#### Data under study
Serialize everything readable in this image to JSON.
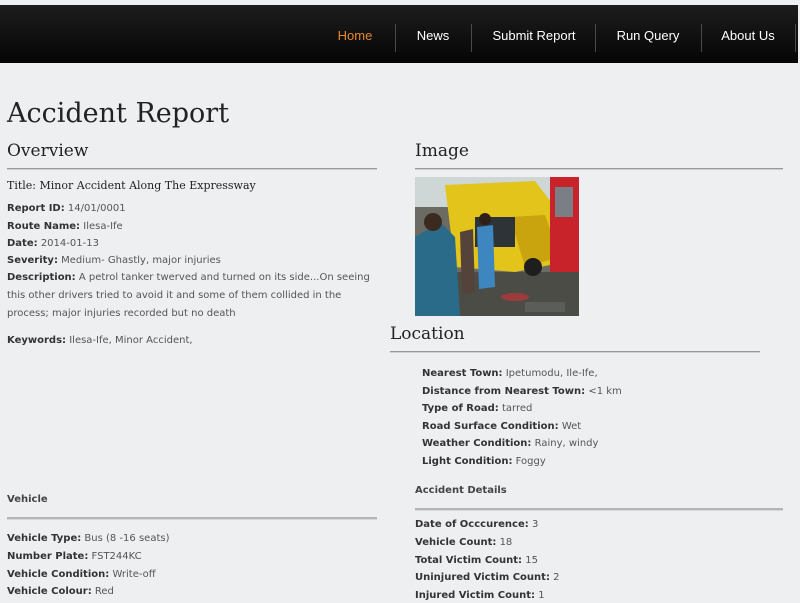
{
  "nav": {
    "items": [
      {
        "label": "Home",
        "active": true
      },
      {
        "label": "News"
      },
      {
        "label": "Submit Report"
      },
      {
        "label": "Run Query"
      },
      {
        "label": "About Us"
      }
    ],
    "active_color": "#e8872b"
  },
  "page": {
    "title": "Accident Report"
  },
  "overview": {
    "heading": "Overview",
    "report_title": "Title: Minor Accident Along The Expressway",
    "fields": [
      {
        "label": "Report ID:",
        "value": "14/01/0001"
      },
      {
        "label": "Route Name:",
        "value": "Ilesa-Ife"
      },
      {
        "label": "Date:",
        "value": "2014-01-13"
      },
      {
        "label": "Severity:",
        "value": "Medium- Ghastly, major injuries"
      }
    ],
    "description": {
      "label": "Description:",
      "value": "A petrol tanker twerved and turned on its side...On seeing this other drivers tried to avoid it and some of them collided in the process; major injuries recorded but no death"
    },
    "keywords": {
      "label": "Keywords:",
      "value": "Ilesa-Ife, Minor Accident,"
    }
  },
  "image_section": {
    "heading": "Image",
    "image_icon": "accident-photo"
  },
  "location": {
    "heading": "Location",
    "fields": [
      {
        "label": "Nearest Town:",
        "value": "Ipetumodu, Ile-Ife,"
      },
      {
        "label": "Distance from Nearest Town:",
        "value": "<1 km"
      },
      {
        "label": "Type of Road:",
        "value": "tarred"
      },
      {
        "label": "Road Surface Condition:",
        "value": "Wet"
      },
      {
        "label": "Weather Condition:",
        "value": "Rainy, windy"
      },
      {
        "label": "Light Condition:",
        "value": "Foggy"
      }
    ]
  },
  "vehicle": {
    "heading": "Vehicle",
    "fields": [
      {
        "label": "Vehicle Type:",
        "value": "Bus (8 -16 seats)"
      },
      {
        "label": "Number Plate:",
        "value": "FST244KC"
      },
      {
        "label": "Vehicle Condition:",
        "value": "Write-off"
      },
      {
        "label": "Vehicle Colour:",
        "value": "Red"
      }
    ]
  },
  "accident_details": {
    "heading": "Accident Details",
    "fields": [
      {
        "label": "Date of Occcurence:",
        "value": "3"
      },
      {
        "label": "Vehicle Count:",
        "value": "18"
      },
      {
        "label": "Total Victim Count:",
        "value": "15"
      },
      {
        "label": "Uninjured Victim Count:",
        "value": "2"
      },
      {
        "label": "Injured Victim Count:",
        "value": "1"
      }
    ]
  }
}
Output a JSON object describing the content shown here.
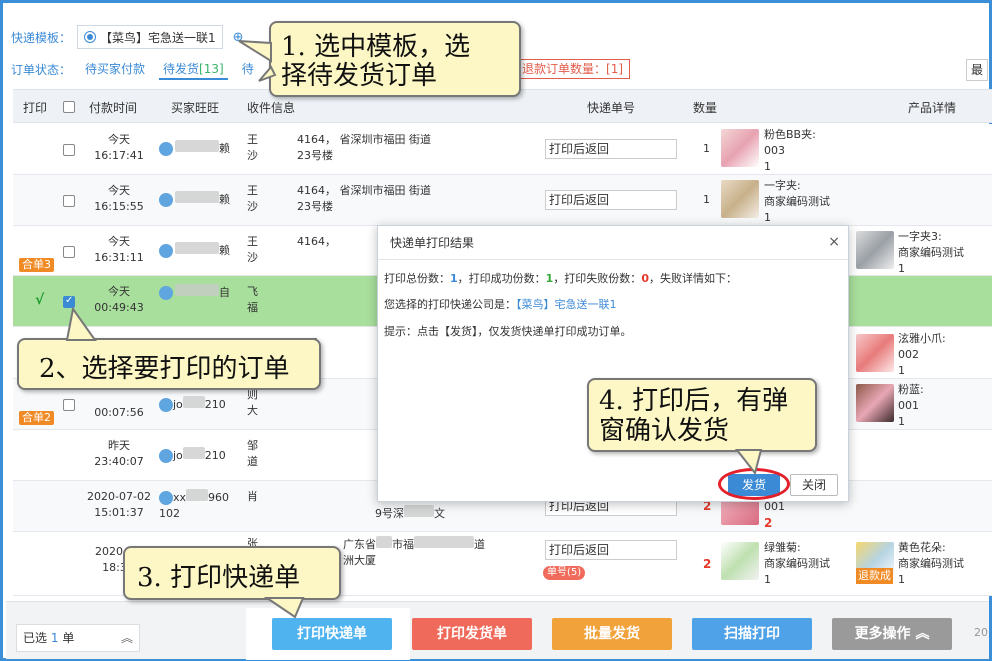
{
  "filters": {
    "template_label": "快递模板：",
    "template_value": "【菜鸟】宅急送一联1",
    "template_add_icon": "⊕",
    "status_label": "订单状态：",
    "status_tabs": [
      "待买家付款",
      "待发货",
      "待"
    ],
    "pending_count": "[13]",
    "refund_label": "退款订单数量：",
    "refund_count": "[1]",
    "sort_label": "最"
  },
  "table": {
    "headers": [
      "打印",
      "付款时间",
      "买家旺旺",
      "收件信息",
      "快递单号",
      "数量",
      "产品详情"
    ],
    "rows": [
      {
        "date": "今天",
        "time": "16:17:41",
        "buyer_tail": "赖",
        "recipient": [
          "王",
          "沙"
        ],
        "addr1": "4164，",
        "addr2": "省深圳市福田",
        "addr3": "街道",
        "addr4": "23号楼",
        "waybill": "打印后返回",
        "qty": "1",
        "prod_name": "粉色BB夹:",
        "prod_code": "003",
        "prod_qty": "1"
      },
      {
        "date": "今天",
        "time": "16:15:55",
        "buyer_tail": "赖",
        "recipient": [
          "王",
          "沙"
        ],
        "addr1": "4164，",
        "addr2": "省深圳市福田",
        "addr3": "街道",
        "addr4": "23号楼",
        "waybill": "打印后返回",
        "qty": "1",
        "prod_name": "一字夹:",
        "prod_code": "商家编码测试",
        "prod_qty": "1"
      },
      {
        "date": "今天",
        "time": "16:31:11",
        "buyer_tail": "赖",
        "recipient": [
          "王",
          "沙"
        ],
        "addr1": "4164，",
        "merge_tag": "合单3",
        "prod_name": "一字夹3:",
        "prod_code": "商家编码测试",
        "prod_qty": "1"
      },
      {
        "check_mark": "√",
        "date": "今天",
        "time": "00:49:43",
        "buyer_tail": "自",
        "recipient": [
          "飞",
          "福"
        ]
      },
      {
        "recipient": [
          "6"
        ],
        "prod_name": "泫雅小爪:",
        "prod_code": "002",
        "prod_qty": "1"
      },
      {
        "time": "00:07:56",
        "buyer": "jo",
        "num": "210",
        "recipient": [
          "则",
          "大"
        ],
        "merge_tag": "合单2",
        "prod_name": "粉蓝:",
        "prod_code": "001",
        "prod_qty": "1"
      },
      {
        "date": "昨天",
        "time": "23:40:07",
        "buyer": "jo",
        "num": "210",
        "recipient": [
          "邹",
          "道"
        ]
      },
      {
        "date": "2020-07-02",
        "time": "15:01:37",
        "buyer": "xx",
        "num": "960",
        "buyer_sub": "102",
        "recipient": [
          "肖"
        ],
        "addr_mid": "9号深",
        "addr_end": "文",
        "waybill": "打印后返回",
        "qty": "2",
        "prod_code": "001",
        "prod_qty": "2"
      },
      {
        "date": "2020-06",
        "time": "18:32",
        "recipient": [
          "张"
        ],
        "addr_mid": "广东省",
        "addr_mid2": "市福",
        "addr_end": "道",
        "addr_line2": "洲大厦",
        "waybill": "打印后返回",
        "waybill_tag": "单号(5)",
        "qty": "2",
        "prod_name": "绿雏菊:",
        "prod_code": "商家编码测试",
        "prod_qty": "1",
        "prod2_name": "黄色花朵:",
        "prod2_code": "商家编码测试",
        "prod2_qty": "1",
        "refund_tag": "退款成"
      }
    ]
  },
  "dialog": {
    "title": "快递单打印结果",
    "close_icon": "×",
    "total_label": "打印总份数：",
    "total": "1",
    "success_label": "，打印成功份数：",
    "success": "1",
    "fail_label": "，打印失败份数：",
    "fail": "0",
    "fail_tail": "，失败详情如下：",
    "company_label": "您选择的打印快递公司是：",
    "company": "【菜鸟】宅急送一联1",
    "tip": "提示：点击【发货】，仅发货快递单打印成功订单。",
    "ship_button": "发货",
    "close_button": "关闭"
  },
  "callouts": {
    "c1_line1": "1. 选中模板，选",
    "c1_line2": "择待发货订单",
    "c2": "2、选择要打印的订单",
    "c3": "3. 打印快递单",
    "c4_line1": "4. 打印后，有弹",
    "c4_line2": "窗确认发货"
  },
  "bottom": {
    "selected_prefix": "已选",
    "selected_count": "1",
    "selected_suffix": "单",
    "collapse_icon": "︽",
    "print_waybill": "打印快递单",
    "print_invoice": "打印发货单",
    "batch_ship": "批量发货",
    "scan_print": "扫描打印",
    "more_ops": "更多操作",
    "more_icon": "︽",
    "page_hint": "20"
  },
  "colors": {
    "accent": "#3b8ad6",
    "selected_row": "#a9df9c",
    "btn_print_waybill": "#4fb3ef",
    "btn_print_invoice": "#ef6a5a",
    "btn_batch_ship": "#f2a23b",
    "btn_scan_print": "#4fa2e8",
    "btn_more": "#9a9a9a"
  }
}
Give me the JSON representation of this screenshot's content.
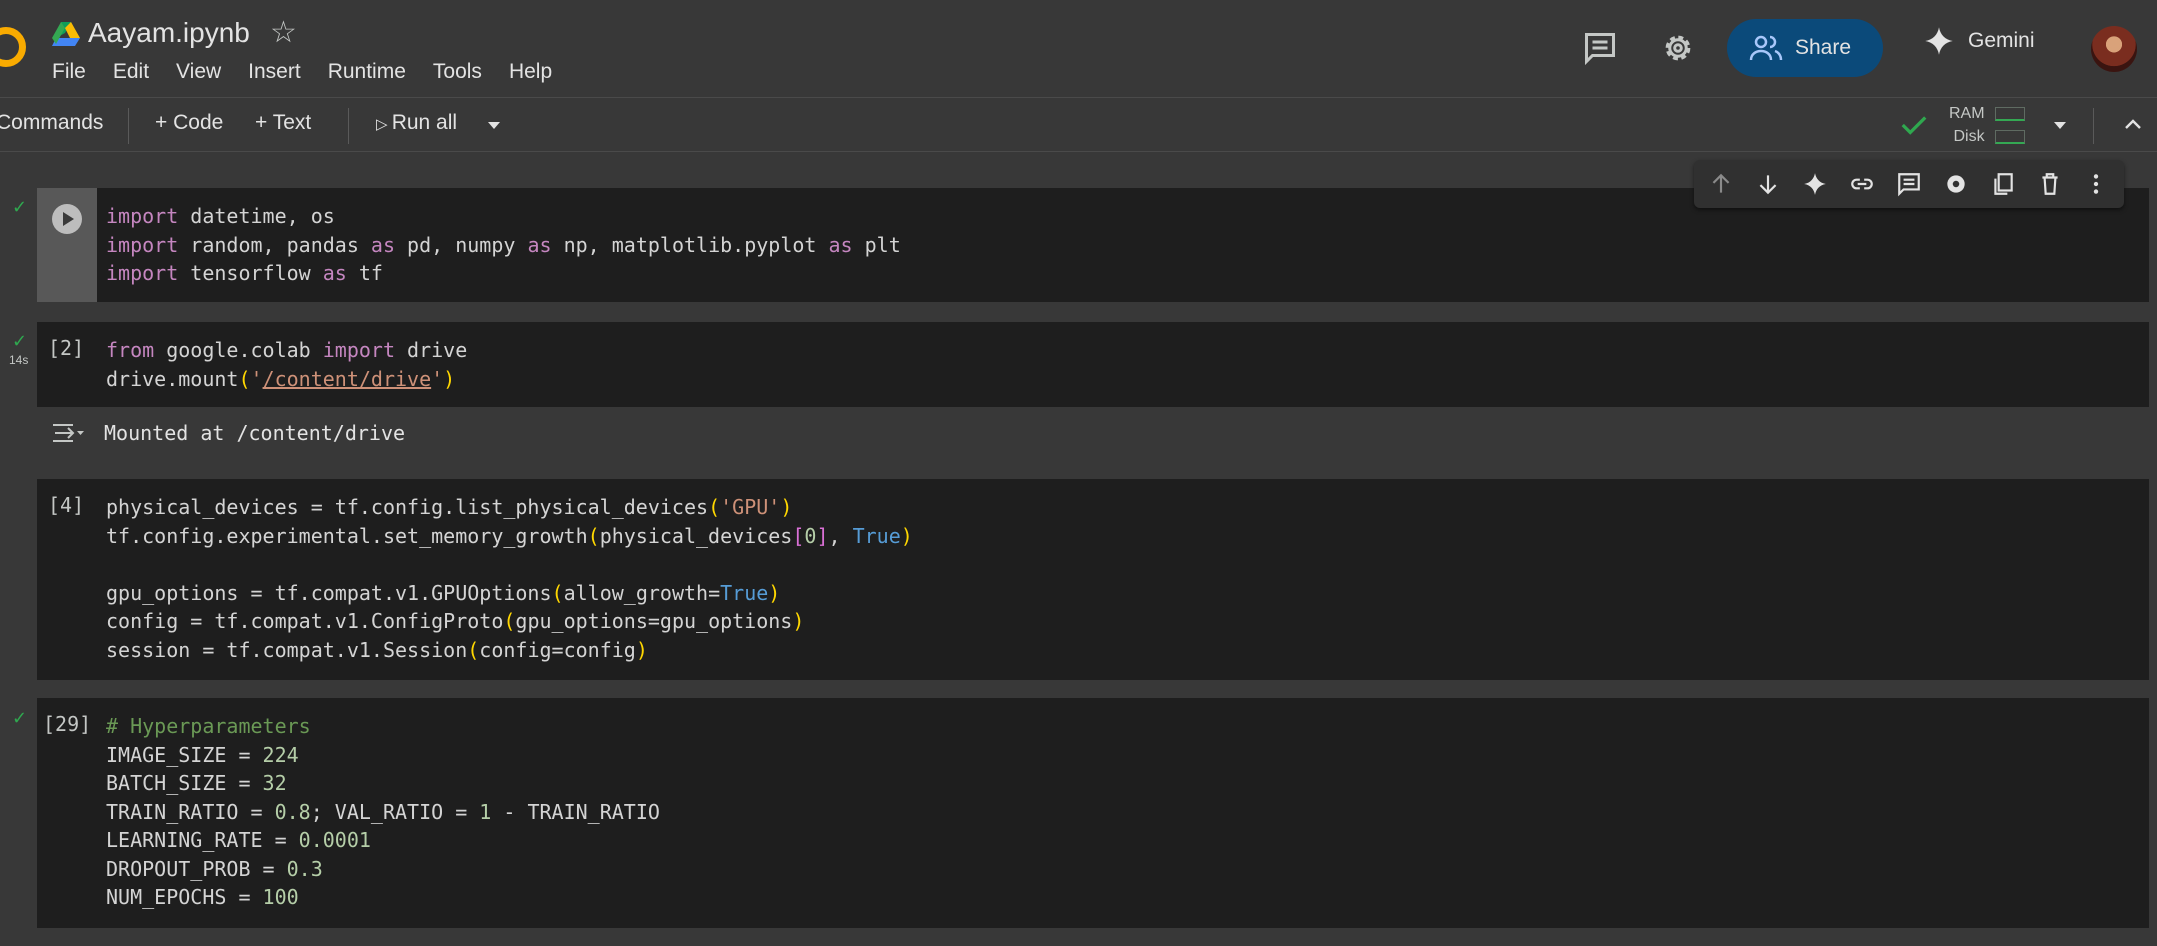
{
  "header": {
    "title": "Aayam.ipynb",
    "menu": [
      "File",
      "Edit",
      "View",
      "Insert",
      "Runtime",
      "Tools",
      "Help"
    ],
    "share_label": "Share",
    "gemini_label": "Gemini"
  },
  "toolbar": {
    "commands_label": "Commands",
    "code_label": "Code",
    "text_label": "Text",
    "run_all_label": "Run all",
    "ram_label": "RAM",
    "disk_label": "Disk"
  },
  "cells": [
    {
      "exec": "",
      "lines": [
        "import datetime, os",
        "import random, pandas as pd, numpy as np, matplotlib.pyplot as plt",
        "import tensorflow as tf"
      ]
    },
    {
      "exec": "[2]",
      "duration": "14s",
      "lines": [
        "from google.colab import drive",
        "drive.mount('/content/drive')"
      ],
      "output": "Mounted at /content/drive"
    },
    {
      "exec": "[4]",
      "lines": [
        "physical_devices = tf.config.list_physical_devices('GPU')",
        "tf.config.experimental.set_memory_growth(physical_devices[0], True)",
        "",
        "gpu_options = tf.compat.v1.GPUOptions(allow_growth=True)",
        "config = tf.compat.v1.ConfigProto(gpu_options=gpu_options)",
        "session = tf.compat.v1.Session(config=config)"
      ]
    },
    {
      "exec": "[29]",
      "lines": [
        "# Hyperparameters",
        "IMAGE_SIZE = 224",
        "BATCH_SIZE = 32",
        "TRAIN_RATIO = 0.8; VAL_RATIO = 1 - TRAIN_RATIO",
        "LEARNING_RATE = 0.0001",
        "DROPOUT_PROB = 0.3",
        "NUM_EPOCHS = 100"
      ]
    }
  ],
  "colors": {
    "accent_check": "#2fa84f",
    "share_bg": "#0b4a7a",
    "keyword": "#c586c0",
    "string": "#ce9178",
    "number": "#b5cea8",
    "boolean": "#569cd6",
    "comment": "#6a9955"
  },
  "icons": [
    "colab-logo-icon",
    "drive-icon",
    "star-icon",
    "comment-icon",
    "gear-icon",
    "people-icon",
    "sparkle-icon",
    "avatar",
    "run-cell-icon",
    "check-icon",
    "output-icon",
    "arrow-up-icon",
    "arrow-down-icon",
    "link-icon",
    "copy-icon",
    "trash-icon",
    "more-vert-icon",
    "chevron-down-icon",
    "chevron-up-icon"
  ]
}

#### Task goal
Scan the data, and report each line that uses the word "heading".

#### Written answer
    "heading": "Overview",
    "heading": "Image",
    "heading": "Location",
    "heading": "Vehicle",
    "heading": "Accident Details",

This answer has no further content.